*** Study material
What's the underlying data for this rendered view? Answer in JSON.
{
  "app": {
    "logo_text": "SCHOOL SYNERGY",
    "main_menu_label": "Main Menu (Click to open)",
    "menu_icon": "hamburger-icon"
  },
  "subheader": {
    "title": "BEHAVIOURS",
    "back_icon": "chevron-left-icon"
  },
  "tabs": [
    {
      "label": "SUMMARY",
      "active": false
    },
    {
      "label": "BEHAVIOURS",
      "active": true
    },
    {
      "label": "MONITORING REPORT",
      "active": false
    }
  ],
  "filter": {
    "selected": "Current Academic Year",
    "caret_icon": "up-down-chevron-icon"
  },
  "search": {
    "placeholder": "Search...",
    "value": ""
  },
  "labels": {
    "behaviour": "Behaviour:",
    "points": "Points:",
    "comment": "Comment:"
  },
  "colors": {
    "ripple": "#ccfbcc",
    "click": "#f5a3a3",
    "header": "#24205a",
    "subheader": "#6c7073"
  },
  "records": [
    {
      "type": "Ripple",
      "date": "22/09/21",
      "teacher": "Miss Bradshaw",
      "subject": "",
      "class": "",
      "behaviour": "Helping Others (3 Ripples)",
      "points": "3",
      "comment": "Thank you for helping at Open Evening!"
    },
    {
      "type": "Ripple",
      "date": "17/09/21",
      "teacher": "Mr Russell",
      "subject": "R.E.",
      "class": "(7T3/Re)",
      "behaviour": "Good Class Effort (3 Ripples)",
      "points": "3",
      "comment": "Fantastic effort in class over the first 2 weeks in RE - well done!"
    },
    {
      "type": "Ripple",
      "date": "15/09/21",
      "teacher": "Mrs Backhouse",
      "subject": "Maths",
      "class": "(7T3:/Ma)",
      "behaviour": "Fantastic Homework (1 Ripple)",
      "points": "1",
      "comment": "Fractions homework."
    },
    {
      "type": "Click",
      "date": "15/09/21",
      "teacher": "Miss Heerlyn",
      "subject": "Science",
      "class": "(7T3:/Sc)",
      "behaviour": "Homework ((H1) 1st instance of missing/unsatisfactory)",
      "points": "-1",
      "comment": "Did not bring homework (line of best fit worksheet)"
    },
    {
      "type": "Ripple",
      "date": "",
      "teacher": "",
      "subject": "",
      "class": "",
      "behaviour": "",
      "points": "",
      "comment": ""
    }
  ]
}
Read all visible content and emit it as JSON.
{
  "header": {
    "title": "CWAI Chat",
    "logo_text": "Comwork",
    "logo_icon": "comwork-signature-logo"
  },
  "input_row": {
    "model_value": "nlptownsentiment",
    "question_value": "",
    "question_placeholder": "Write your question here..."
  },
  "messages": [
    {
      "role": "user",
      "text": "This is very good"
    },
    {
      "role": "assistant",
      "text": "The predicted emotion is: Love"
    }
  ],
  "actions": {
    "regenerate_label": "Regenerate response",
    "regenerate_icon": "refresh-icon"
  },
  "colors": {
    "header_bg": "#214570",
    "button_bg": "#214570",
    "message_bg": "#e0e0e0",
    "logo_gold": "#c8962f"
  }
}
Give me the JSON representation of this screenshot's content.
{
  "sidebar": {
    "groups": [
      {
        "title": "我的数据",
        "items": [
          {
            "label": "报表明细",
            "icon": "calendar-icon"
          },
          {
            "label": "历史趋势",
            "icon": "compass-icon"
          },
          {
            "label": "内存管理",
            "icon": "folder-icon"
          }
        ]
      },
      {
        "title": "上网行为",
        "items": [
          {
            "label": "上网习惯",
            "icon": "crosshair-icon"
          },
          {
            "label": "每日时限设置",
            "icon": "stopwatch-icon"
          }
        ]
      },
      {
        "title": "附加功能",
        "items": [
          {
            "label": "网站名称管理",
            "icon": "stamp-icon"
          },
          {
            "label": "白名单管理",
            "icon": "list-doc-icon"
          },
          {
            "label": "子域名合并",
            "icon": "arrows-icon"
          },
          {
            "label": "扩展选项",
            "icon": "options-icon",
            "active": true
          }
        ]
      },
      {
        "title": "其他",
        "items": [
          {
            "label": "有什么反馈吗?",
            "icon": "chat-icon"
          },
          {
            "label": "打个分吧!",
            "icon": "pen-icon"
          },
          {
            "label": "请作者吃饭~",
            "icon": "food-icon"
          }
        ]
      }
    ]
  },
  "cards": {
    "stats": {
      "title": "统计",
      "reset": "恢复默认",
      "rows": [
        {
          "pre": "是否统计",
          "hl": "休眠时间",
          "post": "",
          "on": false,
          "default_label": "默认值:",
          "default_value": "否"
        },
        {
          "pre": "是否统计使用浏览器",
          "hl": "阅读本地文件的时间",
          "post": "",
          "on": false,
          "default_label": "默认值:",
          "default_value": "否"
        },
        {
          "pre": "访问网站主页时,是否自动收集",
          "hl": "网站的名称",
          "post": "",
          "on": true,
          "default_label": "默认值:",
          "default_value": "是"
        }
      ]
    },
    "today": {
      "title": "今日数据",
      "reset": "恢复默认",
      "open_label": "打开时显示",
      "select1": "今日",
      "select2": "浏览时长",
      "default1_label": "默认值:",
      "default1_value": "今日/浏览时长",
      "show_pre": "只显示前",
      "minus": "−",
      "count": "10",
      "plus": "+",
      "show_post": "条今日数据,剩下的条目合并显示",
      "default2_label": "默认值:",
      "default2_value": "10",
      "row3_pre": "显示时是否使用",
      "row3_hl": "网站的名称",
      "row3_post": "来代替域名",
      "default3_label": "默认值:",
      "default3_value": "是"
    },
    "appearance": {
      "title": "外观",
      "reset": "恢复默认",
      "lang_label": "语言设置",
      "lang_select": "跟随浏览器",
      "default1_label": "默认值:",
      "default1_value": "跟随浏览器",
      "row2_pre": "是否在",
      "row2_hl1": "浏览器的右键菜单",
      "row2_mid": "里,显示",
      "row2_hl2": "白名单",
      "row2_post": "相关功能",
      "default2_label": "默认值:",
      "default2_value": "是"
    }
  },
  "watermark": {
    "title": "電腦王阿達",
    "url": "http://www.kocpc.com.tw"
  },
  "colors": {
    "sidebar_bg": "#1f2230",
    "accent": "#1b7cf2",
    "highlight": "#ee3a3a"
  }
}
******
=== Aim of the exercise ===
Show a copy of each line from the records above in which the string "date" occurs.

=== Exercise solution ===
      "date": "22/09/21",
      "date": "17/09/21",
      "date": "15/09/21",
      "date": "15/09/21",
      "date": "",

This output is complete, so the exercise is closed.